(Data under study begins)
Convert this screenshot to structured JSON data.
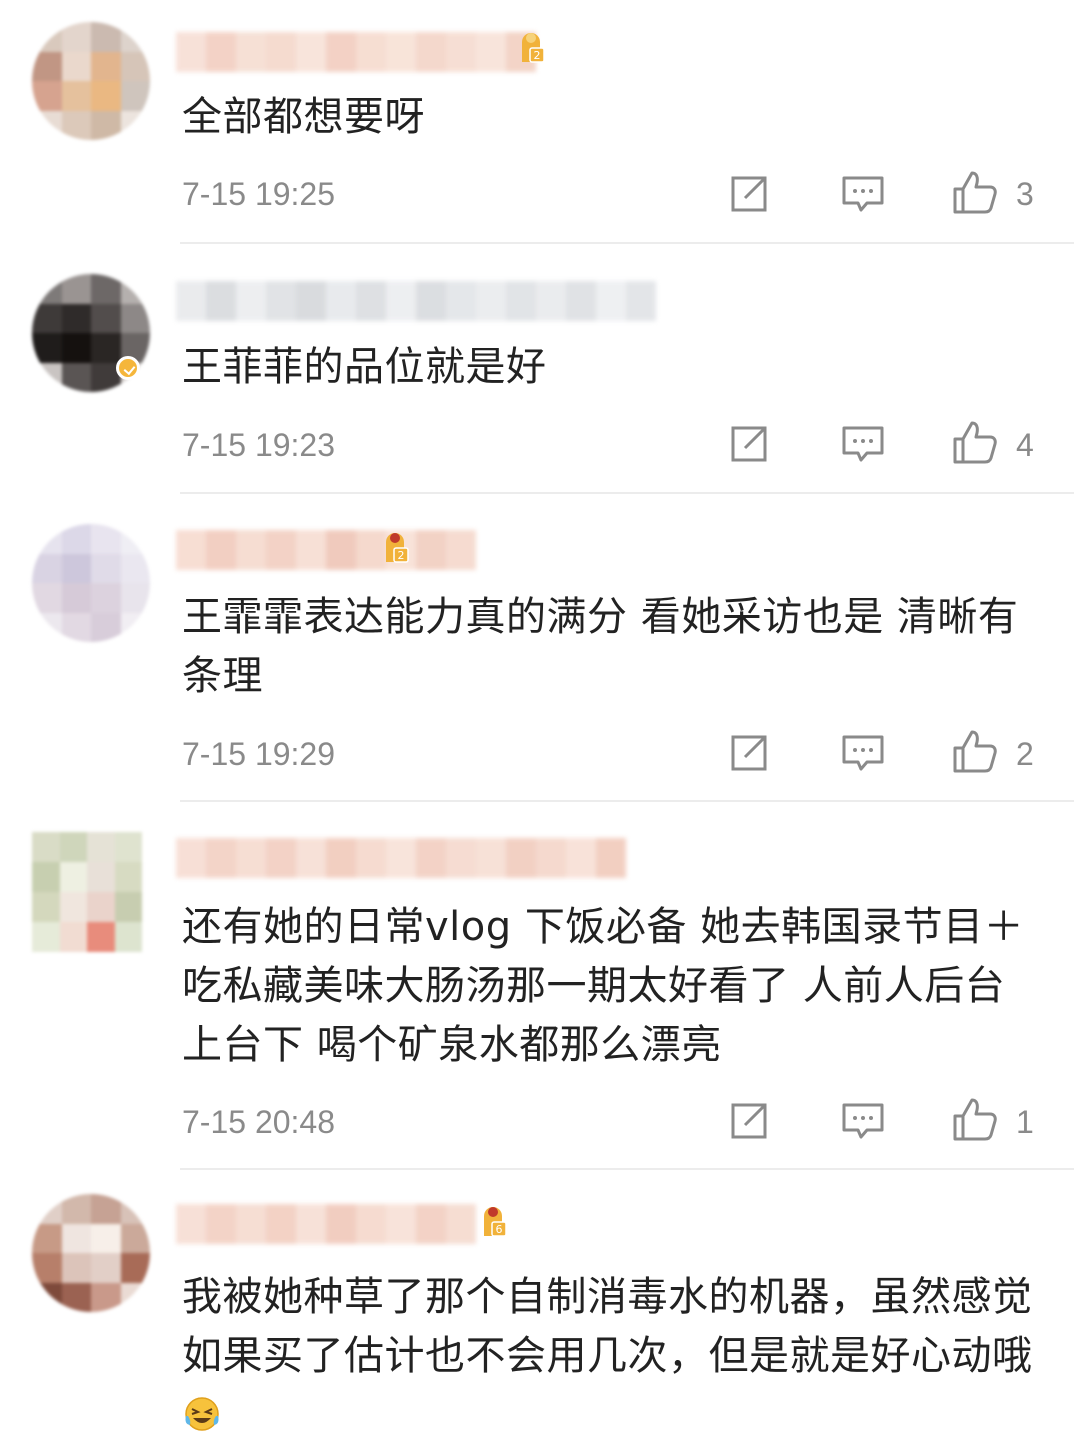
{
  "comments": [
    {
      "text": "全部都想要呀",
      "time": "7-15 19:25",
      "likes": "3",
      "level": "2",
      "avatar_colors": [
        "#d9c9bd",
        "#e3d5cc",
        "#cbbab0",
        "#ddd3cc",
        "#c19684",
        "#ead8cc",
        "#e2b58e",
        "#d6c5b8",
        "#d6a38f",
        "#e5c19d",
        "#eab882",
        "#cfc5bd",
        "#e8dcd4",
        "#dcc9ba",
        "#cfb9a6",
        "#ece4de"
      ],
      "name_colors": [
        "#f5d7cc",
        "#f0c4b4",
        "#f3d6c8",
        "#f2cfc0",
        "#f6dcd0",
        "#efc2b2",
        "#f4d3c4",
        "#f6dbcd",
        "#f1cbbb",
        "#f4d4c6",
        "#f6dcd0",
        "#efc6b5"
      ]
    },
    {
      "text": "王菲菲的品位就是好",
      "time": "7-15 19:23",
      "likes": "4",
      "level": "",
      "verified": true,
      "avatar_colors": [
        "#7e7a79",
        "#9a9492",
        "#6d6867",
        "#b5b0ae",
        "#3e3a39",
        "#2f2b2a",
        "#524d4c",
        "#8d8887",
        "#1f1c1b",
        "#15110f",
        "#2a2624",
        "#6a6564",
        "#c9c4c2",
        "#5a5554",
        "#403b3a",
        "#d6d1cf"
      ],
      "name_colors": [
        "#e3e5e8",
        "#cfd2d6",
        "#e7e9ec",
        "#d7dade",
        "#cdd0d4",
        "#e1e4e8",
        "#d3d6da",
        "#e8eaed",
        "#d0d3d7",
        "#dcdfe3",
        "#e5e7ea",
        "#d8dbdf",
        "#e4e6e9",
        "#d6d9dd",
        "#e9ebee",
        "#dadde1"
      ]
    },
    {
      "text": "王霏霏表达能力真的满分 看她采访也是 清晰有条理",
      "time": "7-15 19:29",
      "likes": "2",
      "level": "2",
      "avatar_colors": [
        "#e6e3ee",
        "#dcd8e8",
        "#e8e4ef",
        "#efeef4",
        "#d9d3e3",
        "#cdc7dc",
        "#e0dbe8",
        "#eae7f0",
        "#e1d8e2",
        "#d6cad8",
        "#dcd2de",
        "#e8e4ec",
        "#ece8ee",
        "#e2d9e3",
        "#d8cdda",
        "#f1eef3"
      ],
      "name_colors": [
        "#f5d3c5",
        "#eebfae",
        "#f3d2c3",
        "#efc4b3",
        "#f5d6c9",
        "#ebb9a7",
        "#f2cdbd",
        "#f6dacd",
        "#eec3b2",
        "#f3d0c1"
      ]
    },
    {
      "text": "还有她的日常vlog 下饭必备 她去韩国录节目＋吃私藏美味大肠汤那一期太好看了 人前人后台上台下 喝个矿泉水都那么漂亮",
      "time": "7-15 20:48",
      "likes": "1",
      "level": "",
      "avatar_colors": [
        "#d9dcc6",
        "#cfd6bb",
        "#e5e2d6",
        "#dfe3cf",
        "#c7cfb0",
        "#eef0e2",
        "#e8e0d8",
        "#d7dbc2",
        "#d4d8bd",
        "#f0e6de",
        "#ead3cb",
        "#c7cdb0",
        "#e6ebd9",
        "#f1dcd2",
        "#e88c7c",
        "#dde4cf"
      ],
      "name_colors": [
        "#f5d5c9",
        "#f0c6b6",
        "#f4d3c5",
        "#efc3b3",
        "#f5d7cb",
        "#eebfad",
        "#f3d0c1",
        "#f6dbcf",
        "#efc4b4",
        "#f3d1c3",
        "#f5d7ca",
        "#eec1b0",
        "#f2cdbe",
        "#f6d9cd",
        "#eebfad"
      ]
    },
    {
      "text": "我被她种草了那个自制消毒水的机器，虽然感觉如果买了估计也不会用几次，但是就是好心动哦",
      "time": "",
      "likes": "",
      "level": "6",
      "avatar_colors": [
        "#e0cfc7",
        "#d2b8ab",
        "#c6a294",
        "#d8c2b8",
        "#c79a86",
        "#efe5e0",
        "#f7efe9",
        "#cba99a",
        "#b77f6a",
        "#dcc4ba",
        "#e2cfc7",
        "#a86b57",
        "#7e4a3b",
        "#9b6252",
        "#c9998a",
        "#eadbd4"
      ],
      "name_colors": [
        "#f5d6ca",
        "#f0c5b5",
        "#f3d3c5",
        "#efc3b2",
        "#f5d8cc",
        "#edbdac",
        "#f3d0c1",
        "#f6dace",
        "#efc4b3",
        "#f3d2c4"
      ]
    }
  ],
  "icons": {
    "share": "share-icon",
    "reply": "comment-icon",
    "like": "thumbs-up-icon",
    "level": "user-level-badge-icon",
    "verified": "verified-badge-icon",
    "emoji": "laughing-tears-emoji-icon"
  },
  "colors": {
    "text": "#222222",
    "meta": "#8a8a8a",
    "divider": "#ececec",
    "level_gold": "#f1b23a"
  }
}
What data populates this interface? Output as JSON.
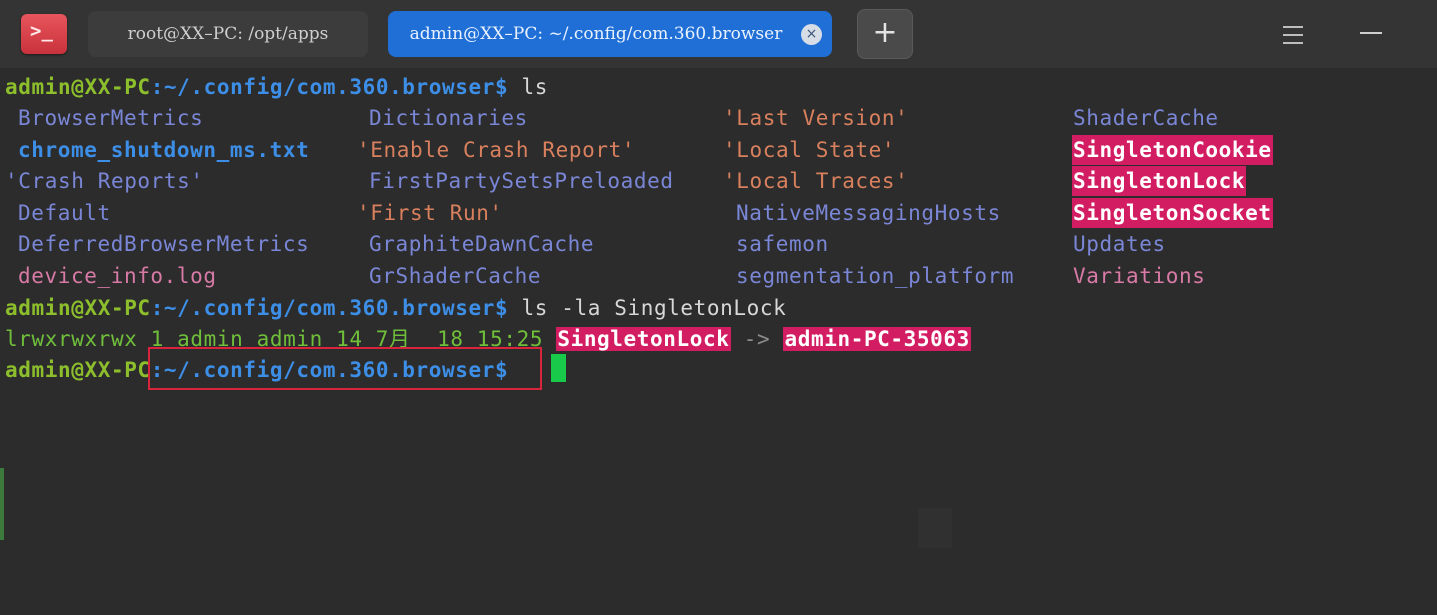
{
  "titlebar": {
    "app_icon_glyph": ">_",
    "tabs": [
      {
        "label": "root@XX–PC:  /opt/apps",
        "active": false
      },
      {
        "label": "admin@XX–PC:  ~/.config/com.360.browser",
        "active": true,
        "close_glyph": "×"
      }
    ],
    "new_tab_label": "+",
    "menu_icon": "hamburger-menu-icon",
    "minimize_icon": "minimize-icon"
  },
  "terminal": {
    "prompt_user": "admin@XX-PC",
    "prompt_path": ":~/.config/com.360.browser$",
    "commands": {
      "first": " ls",
      "second": " ls -la SingletonLock"
    },
    "listing": {
      "col1": [
        "BrowserMetrics",
        "chrome_shutdown_ms.txt",
        "'Crash Reports'",
        "Default",
        "DeferredBrowserMetrics",
        "device_info.log"
      ],
      "col2": [
        "Dictionaries",
        "'Enable Crash Report'",
        "FirstPartySetsPreloaded",
        "'First Run'",
        "GraphiteDawnCache",
        "GrShaderCache"
      ],
      "col3": [
        "'Last Version'",
        "'Local State'",
        "'Local Traces'",
        "NativeMessagingHosts",
        "safemon",
        "segmentation_platform"
      ],
      "col4": [
        "ShaderCache",
        "SingletonCookie",
        "SingletonLock",
        "SingletonSocket",
        "Updates",
        "Variations"
      ]
    },
    "ls_la_output": {
      "perms": "lrwxrwxrwx 1 admin admin 14 7月  18 15:25 ",
      "link_name": "SingletonLock",
      "arrow": " -> ",
      "target": "admin-PC-35063"
    },
    "colors": {
      "background": "#2c2c2c",
      "prompt_user": "#8dbf2c",
      "prompt_path": "#3d8ee6",
      "special_bg": "#d31d62",
      "cursor": "#19c94a",
      "highlight_box": "#d8243c"
    }
  }
}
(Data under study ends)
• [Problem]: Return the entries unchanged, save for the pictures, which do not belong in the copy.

• [Output for this task]:
Convert this screenshot to structured JSON data.
{
  "comments": [
    {
      "text": "全部都想要呀",
      "time": "7-15 19:25",
      "likes": "3",
      "level": "2",
      "avatar_colors": [
        "#d9c9bd",
        "#e3d5cc",
        "#cbbab0",
        "#ddd3cc",
        "#c19684",
        "#ead8cc",
        "#e2b58e",
        "#d6c5b8",
        "#d6a38f",
        "#e5c19d",
        "#eab882",
        "#cfc5bd",
        "#e8dcd4",
        "#dcc9ba",
        "#cfb9a6",
        "#ece4de"
      ],
      "name_colors": [
        "#f5d7cc",
        "#f0c4b4",
        "#f3d6c8",
        "#f2cfc0",
        "#f6dcd0",
        "#efc2b2",
        "#f4d3c4",
        "#f6dbcd",
        "#f1cbbb",
        "#f4d4c6",
        "#f6dcd0",
        "#efc6b5"
      ]
    },
    {
      "text": "王菲菲的品位就是好",
      "time": "7-15 19:23",
      "likes": "4",
      "level": "",
      "verified": true,
      "avatar_colors": [
        "#7e7a79",
        "#9a9492",
        "#6d6867",
        "#b5b0ae",
        "#3e3a39",
        "#2f2b2a",
        "#524d4c",
        "#8d8887",
        "#1f1c1b",
        "#15110f",
        "#2a2624",
        "#6a6564",
        "#c9c4c2",
        "#5a5554",
        "#403b3a",
        "#d6d1cf"
      ],
      "name_colors": [
        "#e3e5e8",
        "#cfd2d6",
        "#e7e9ec",
        "#d7dade",
        "#cdd0d4",
        "#e1e4e8",
        "#d3d6da",
        "#e8eaed",
        "#d0d3d7",
        "#dcdfe3",
        "#e5e7ea",
        "#d8dbdf",
        "#e4e6e9",
        "#d6d9dd",
        "#e9ebee",
        "#dadde1"
      ]
    },
    {
      "text": "王霏霏表达能力真的满分 看她采访也是 清晰有条理",
      "time": "7-15 19:29",
      "likes": "2",
      "level": "2",
      "avatar_colors": [
        "#e6e3ee",
        "#dcd8e8",
        "#e8e4ef",
        "#efeef4",
        "#d9d3e3",
        "#cdc7dc",
        "#e0dbe8",
        "#eae7f0",
        "#e1d8e2",
        "#d6cad8",
        "#dcd2de",
        "#e8e4ec",
        "#ece8ee",
        "#e2d9e3",
        "#d8cdda",
        "#f1eef3"
      ],
      "name_colors": [
        "#f5d3c5",
        "#eebfae",
        "#f3d2c3",
        "#efc4b3",
        "#f5d6c9",
        "#ebb9a7",
        "#f2cdbd",
        "#f6dacd",
        "#eec3b2",
        "#f3d0c1"
      ]
    },
    {
      "text": "还有她的日常vlog 下饭必备 她去韩国录节目＋吃私藏美味大肠汤那一期太好看了 人前人后台上台下 喝个矿泉水都那么漂亮",
      "time": "7-15 20:48",
      "likes": "1",
      "level": "",
      "avatar_colors": [
        "#d9dcc6",
        "#cfd6bb",
        "#e5e2d6",
        "#dfe3cf",
        "#c7cfb0",
        "#eef0e2",
        "#e8e0d8",
        "#d7dbc2",
        "#d4d8bd",
        "#f0e6de",
        "#ead3cb",
        "#c7cdb0",
        "#e6ebd9",
        "#f1dcd2",
        "#e88c7c",
        "#dde4cf"
      ],
      "name_colors": [
        "#f5d5c9",
        "#f0c6b6",
        "#f4d3c5",
        "#efc3b3",
        "#f5d7cb",
        "#eebfad",
        "#f3d0c1",
        "#f6dbcf",
        "#efc4b4",
        "#f3d1c3",
        "#f5d7ca",
        "#eec1b0",
        "#f2cdbe",
        "#f6d9cd",
        "#eebfad"
      ]
    },
    {
      "text": "我被她种草了那个自制消毒水的机器，虽然感觉如果买了估计也不会用几次，但是就是好心动哦",
      "time": "",
      "likes": "",
      "level": "6",
      "avatar_colors": [
        "#e0cfc7",
        "#d2b8ab",
        "#c6a294",
        "#d8c2b8",
        "#c79a86",
        "#efe5e0",
        "#f7efe9",
        "#cba99a",
        "#b77f6a",
        "#dcc4ba",
        "#e2cfc7",
        "#a86b57",
        "#7e4a3b",
        "#9b6252",
        "#c9998a",
        "#eadbd4"
      ],
      "name_colors": [
        "#f5d6ca",
        "#f0c5b5",
        "#f3d3c5",
        "#efc3b2",
        "#f5d8cc",
        "#edbdac",
        "#f3d0c1",
        "#f6dace",
        "#efc4b3",
        "#f3d2c4"
      ]
    }
  ],
  "icons": {
    "share": "share-icon",
    "reply": "comment-icon",
    "like": "thumbs-up-icon",
    "level": "user-level-badge-icon",
    "verified": "verified-badge-icon",
    "emoji": "laughing-tears-emoji-icon"
  },
  "colors": {
    "text": "#222222",
    "meta": "#8a8a8a",
    "divider": "#ececec",
    "level_gold": "#f1b23a"
  }
}
What data populates this interface? Output as JSON.
{
  "titlebar": {
    "app_icon_glyph": ">_",
    "tabs": [
      {
        "label": "root@XX–PC:  /opt/apps",
        "active": false
      },
      {
        "label": "admin@XX–PC:  ~/.config/com.360.browser",
        "active": true,
        "close_glyph": "×"
      }
    ],
    "new_tab_label": "+",
    "menu_icon": "hamburger-menu-icon",
    "minimize_icon": "minimize-icon"
  },
  "terminal": {
    "prompt_user": "admin@XX-PC",
    "prompt_path": ":~/.config/com.360.browser$",
    "commands": {
      "first": " ls",
      "second": " ls -la SingletonLock"
    },
    "listing": {
      "col1": [
        "BrowserMetrics",
        "chrome_shutdown_ms.txt",
        "'Crash Reports'",
        "Default",
        "DeferredBrowserMetrics",
        "device_info.log"
      ],
      "col2": [
        "Dictionaries",
        "'Enable Crash Report'",
        "FirstPartySetsPreloaded",
        "'First Run'",
        "GraphiteDawnCache",
        "GrShaderCache"
      ],
      "col3": [
        "'Last Version'",
        "'Local State'",
        "'Local Traces'",
        "NativeMessagingHosts",
        "safemon",
        "segmentation_platform"
      ],
      "col4": [
        "ShaderCache",
        "SingletonCookie",
        "SingletonLock",
        "SingletonSocket",
        "Updates",
        "Variations"
      ]
    },
    "ls_la_output": {
      "perms": "lrwxrwxrwx 1 admin admin 14 7月  18 15:25 ",
      "link_name": "SingletonLock",
      "arrow": " -> ",
      "target": "admin-PC-35063"
    },
    "colors": {
      "background": "#2c2c2c",
      "prompt_user": "#8dbf2c",
      "prompt_path": "#3d8ee6",
      "special_bg": "#d31d62",
      "cursor": "#19c94a",
      "highlight_box": "#d8243c"
    }
  }
}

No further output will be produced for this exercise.